→ What this task involves
Please find all lines containing "Penjualan" in the listing below and copy them.
═══ Records supplied ═══
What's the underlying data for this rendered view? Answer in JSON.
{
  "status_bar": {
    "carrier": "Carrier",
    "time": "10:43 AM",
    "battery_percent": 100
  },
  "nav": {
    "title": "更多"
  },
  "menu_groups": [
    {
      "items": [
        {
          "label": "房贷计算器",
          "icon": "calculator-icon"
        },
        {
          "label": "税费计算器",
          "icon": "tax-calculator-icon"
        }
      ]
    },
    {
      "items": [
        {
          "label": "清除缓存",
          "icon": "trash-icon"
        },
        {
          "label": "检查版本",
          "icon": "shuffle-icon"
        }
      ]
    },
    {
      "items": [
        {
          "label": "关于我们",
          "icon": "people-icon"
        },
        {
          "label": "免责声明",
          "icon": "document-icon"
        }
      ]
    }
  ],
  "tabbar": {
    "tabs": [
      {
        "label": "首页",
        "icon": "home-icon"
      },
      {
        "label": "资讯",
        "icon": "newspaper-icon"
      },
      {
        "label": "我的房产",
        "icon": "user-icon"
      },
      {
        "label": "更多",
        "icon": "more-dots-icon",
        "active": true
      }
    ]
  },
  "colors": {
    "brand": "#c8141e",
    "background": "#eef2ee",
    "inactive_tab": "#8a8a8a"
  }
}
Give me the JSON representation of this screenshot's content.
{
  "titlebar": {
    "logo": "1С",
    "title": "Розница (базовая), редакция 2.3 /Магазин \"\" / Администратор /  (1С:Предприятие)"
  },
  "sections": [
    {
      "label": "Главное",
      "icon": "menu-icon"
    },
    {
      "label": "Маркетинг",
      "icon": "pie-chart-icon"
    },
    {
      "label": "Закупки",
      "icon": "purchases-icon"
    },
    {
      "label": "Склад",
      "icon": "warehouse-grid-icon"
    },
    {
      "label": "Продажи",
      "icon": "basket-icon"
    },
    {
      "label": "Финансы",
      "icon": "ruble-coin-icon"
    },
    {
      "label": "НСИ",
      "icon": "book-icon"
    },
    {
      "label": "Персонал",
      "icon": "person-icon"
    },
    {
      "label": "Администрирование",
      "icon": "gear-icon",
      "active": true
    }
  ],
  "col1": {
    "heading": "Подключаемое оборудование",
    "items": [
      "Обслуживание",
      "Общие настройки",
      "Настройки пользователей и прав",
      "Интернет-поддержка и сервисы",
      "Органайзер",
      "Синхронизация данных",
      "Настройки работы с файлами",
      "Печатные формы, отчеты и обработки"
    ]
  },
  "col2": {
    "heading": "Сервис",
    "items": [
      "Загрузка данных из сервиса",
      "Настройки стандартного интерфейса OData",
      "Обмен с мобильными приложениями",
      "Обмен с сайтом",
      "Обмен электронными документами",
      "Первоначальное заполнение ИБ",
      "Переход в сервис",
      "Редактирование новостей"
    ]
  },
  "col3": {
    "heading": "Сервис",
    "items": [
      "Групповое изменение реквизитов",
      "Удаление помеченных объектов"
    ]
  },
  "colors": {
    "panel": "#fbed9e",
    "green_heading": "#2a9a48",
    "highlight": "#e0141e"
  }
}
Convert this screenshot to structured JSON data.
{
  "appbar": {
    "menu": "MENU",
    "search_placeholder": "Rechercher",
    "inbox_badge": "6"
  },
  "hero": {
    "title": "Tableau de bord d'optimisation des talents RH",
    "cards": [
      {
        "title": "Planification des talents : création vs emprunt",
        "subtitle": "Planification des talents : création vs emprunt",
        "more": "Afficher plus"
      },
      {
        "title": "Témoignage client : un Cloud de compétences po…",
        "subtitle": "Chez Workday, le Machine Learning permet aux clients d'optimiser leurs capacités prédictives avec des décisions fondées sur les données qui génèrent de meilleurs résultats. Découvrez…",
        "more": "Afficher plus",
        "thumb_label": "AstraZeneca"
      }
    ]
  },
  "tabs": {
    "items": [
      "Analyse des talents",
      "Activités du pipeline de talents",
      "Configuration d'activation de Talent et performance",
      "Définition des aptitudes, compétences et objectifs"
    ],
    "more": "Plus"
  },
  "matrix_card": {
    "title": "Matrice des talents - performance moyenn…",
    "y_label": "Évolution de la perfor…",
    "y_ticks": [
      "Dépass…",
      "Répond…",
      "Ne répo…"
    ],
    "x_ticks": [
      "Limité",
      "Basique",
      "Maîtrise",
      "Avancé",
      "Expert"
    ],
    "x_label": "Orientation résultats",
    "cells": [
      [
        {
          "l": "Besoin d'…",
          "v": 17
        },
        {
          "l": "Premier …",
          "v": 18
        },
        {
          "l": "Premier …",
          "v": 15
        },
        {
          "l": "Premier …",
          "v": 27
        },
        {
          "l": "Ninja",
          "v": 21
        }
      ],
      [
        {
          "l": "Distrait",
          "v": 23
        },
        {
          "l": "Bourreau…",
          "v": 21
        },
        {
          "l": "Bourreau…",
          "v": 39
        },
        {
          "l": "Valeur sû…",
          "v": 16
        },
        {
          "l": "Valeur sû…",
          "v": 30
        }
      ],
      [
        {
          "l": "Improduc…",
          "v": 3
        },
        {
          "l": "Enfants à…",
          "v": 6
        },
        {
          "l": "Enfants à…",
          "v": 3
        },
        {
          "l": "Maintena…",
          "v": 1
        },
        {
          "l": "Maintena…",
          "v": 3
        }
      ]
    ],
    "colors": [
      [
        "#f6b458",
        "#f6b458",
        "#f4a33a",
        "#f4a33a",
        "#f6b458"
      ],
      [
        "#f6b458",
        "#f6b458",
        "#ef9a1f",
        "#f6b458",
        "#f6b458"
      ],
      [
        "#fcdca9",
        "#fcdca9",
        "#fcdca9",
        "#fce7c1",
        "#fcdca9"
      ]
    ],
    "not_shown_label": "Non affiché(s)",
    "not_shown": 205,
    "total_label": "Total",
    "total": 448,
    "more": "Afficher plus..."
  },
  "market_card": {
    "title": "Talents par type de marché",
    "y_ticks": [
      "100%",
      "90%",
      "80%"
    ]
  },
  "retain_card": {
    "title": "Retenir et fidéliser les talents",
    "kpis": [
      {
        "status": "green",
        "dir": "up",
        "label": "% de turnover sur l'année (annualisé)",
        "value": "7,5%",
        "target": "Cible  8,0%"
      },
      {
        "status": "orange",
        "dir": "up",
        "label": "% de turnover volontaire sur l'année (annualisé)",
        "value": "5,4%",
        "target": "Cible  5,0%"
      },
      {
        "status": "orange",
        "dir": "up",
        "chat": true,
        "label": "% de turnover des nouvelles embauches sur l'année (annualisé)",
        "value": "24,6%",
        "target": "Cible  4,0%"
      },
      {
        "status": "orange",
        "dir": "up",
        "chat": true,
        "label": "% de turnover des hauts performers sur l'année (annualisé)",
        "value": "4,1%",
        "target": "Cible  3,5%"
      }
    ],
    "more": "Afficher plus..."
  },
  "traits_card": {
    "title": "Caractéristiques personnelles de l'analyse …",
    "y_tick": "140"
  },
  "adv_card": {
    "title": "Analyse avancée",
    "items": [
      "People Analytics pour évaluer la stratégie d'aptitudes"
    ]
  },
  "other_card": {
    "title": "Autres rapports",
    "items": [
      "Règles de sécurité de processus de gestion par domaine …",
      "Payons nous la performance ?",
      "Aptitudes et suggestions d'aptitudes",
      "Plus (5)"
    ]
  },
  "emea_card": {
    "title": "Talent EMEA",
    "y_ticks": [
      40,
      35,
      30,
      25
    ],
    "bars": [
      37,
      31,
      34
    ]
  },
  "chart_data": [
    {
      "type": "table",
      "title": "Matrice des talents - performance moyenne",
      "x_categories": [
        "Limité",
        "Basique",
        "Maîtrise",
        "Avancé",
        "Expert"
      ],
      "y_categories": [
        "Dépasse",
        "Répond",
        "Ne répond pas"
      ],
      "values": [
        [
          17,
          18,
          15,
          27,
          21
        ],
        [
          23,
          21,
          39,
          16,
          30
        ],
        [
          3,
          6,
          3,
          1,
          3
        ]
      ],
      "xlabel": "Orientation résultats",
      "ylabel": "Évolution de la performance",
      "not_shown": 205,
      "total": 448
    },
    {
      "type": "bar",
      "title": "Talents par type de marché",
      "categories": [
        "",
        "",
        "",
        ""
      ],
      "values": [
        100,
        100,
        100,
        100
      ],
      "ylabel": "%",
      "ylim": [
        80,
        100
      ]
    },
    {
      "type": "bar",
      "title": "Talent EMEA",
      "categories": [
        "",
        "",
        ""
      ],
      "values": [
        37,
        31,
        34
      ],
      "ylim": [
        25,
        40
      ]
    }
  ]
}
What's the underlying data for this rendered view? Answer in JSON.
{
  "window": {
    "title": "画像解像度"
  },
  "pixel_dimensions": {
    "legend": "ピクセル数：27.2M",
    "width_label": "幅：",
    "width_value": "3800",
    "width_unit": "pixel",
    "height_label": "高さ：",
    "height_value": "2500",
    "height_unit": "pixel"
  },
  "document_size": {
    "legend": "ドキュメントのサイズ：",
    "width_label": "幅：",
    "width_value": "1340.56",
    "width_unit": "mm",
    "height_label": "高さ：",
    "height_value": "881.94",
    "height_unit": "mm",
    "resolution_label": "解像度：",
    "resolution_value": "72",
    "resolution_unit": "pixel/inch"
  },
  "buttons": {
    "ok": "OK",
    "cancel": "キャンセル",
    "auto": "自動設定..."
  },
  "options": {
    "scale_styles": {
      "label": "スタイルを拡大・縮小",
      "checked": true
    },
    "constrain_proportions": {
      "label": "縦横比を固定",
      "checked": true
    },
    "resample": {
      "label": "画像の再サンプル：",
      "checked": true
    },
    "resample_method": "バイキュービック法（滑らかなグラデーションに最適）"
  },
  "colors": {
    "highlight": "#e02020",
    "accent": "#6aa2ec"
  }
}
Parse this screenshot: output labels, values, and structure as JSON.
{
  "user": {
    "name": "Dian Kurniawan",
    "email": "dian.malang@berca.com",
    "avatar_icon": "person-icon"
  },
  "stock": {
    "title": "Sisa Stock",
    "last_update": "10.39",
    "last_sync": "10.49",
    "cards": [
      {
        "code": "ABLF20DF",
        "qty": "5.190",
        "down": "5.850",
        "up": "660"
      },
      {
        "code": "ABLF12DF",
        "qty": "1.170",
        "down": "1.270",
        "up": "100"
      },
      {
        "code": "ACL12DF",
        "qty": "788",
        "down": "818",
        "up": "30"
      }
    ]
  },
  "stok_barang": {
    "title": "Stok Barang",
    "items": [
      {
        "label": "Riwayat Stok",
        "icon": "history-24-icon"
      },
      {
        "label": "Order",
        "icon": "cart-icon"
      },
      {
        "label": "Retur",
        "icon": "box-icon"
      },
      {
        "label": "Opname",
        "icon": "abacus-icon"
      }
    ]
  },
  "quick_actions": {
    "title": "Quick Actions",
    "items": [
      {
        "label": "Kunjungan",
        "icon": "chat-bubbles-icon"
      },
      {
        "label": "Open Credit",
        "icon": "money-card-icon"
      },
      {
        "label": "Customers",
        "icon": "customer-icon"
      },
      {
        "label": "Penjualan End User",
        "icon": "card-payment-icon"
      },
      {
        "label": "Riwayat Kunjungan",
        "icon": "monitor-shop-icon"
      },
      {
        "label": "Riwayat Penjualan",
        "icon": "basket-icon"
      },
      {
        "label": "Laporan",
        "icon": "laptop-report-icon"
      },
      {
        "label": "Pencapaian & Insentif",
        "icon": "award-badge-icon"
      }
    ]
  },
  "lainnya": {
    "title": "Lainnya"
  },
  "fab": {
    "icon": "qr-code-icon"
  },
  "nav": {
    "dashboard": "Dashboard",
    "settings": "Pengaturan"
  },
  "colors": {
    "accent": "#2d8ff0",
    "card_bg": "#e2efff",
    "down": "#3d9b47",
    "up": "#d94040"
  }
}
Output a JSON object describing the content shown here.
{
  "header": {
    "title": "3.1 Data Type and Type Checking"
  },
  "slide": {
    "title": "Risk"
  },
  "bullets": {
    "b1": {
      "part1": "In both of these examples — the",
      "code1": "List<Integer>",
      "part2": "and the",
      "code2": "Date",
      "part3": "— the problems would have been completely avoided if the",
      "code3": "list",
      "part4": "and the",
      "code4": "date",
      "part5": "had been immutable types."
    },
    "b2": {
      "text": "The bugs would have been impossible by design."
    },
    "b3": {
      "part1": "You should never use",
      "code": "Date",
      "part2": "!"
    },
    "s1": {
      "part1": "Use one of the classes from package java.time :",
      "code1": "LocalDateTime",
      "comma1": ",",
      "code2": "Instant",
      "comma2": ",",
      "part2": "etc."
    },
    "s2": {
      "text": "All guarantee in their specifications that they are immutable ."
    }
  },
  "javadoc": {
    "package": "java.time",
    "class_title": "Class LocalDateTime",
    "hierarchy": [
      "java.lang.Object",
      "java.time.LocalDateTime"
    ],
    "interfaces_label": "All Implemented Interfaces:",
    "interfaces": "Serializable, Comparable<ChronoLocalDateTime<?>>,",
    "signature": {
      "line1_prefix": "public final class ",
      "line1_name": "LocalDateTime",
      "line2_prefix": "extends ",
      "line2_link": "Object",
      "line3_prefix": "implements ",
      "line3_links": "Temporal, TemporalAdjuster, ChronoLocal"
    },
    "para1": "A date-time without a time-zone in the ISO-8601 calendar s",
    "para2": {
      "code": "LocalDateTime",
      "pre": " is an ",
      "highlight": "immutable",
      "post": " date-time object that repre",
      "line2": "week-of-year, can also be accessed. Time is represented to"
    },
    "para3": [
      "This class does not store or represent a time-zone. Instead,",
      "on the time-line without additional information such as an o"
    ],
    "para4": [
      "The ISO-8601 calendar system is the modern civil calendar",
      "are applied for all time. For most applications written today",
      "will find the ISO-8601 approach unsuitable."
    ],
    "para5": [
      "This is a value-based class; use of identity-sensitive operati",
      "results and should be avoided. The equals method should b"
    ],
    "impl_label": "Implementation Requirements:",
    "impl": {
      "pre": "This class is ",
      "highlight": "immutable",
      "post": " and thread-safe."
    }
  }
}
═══
→ Output for this exercise
        "label": "Penjualan End User",
        "label": "Riwayat Penjualan",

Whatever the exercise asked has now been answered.